The Conservatives lost heavily to the (right wing) Liberals. This was unexpected, since as late as spring of this year the Liberals poll ratings scarcely crossed the 4% threshold, below which a party receives no parliamentary representation.. However, the Liberals declared in August that a language test should be required for Swedish citizenship. That, and the fact that the Conservatives had an unimpressive election campaign focussing almost exclusively on tax cuts - which voters could see could be made only at the expense of redistributive social programmes, made many voters change from the Conservatives to the Liberals.

The Conservatives became the largest non-socialist party in the election 1979, when took over the role as leaders of the opposition from the Centre Party that had that "title" since 1968, inheriting it from the Liberals. Now the four non-socialist parties will battle for four years over who will lead the opposition.

The Swedish election result (with changes from the election 1998):

Moderates (Conservatives)                 15,2% (-7,7%)

Centre Party                                      6,1% (+1,1%)
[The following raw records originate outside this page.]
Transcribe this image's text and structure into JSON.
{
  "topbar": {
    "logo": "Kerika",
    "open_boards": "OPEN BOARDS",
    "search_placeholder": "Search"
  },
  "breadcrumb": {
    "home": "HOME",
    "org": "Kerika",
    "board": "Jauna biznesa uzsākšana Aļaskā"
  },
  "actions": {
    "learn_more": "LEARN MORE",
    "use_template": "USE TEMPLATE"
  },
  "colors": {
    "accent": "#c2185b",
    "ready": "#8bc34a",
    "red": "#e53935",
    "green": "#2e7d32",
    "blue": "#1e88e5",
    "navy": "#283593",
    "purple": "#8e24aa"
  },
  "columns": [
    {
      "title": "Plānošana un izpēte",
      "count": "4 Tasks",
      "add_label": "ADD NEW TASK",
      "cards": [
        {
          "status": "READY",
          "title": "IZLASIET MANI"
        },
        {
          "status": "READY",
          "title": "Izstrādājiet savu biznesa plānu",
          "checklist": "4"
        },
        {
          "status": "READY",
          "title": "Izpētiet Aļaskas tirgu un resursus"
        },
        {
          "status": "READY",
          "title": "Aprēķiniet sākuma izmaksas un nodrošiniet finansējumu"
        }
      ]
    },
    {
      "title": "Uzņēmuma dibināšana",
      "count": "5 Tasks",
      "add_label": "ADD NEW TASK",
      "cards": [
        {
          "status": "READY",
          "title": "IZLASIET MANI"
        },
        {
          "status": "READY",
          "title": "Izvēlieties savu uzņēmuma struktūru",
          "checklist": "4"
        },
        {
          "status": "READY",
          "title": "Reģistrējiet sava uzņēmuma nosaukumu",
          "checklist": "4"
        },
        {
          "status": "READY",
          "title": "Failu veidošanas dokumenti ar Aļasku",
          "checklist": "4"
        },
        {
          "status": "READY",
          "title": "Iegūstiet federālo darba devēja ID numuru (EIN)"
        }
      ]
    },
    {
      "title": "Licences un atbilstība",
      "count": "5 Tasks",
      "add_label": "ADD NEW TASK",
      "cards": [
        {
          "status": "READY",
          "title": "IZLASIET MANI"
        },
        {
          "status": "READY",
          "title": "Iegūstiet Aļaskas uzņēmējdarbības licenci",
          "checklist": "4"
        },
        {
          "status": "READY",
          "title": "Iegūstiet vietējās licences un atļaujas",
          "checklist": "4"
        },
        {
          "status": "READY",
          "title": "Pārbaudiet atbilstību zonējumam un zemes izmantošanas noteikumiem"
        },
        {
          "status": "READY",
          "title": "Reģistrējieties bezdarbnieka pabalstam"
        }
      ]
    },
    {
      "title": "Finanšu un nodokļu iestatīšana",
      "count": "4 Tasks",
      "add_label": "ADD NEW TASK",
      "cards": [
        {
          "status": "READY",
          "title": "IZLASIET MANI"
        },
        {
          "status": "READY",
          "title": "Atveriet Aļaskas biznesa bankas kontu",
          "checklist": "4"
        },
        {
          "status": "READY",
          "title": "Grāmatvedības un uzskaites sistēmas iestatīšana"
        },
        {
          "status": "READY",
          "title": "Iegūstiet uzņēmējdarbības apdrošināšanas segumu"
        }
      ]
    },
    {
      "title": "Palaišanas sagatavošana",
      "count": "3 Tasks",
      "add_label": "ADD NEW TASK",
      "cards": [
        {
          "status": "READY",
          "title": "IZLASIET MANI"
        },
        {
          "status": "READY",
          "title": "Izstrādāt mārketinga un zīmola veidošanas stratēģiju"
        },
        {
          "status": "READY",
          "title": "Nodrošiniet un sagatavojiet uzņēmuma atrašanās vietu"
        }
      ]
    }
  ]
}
People's Party (Liberals)                    13,3% (+8,6%)

Christian Democrats                          9,1% (-2,6%)

Greens                                             4,6% (+0,1%)

Social Democrats                              39,8% (+3,5%)

Left Party                                          8,3% (-3,6%)

Others                                              3,0% (+0,4%)

Turnout 80,1% (-1,3%)

Everything is relative. In 1979 the Centre Party received 18,1% of the votes, and that was seen as a catastrophe. The Social Democrats lost the election of 1976 when they won "only"  42,7%. In that period the Christian Democrats had around 1,6% of the votes and the Left Party between 4,8% and 5,6% of the votes.

But the Swedish political landscape has drastically changed since then. Until 1991 Sweden had a very stable electorate bound to vote according to family tradition and social class. Today it is not like that. Many voters follow the trends in the society and vote for or against the present government depending on whether the economic situation is good or bad.

The turnout has fallen in Sweden, and of course it is more obvious in working class areas. At the Social Democrats and the Left Party have gained amongst the middle class, maintaining their overall vote share.

The Social Democrats have been out of government for only very short periods since the 1930s, a situation unique in Western Europe. This has created a political atmosphere in which a huge majority is in favour of high taxes to provide for the general social welfare of all citizens. Tax cuts are feared by many. The flipside of this is that a political class of well paid Social Democratic politicians has been created - and they know very little about the life of the low paid or unemployed, whose rate of electoral participation is low.

The Social Democratic victory is no mystery. In recent years the economy has done well in Sweden and the large middle class felt satisfied with their situation, and that is why the Social Democrats did well.

Jan Å Johansson is a policy adviser to the Swedish Left Party at the European Parliament.